Student Seminar Series
Department of Atmospheric & Oceanic Sciences
a talk by
Forecast skill of the NAO in the Subseasonal-to-Seasonal Prediction Models
As the dominant mode of climate variability in the Northern Hemisphere, the North Atlantic Oscillation (NAO) has important influence on the weather and climate. Making useful subseasonal-to-seasonal (S2S) forecasts of the NAO and understanding its sources of skill is of great interest. In this study, the prediction skill of the NAO for 10 S2S models is assessed. For all the S2S models, the NAO prediction skill is up to about 13-17 days when the correlation between the forecast and observation drops to 0.5. The models with a higher vertical resolution and better-resolved stratosphere (high top) generally have better skills than those with a lower vertical resolution (low top).

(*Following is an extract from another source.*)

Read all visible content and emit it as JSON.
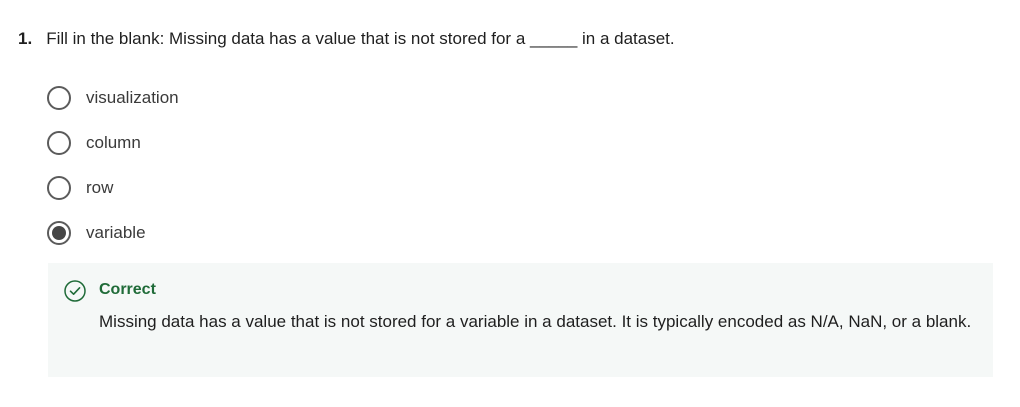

To understand the possible sources of prediction skill of the NAO, the reforecasts started from different initial conditions are compared. We select cases according to phases of the quasi-biennial oscillation (QBO), phases of the NAO, and the properties of the Madden-Julian Oscillation (MJO) in the initial condition. When the initial conditions are associated with the negative phase of the NAO or an active MJO event, the prediction skill is generally better in the S2S models.
Wednesday Nov 20/ 2.30 PM/ Room 934 Burnside Hall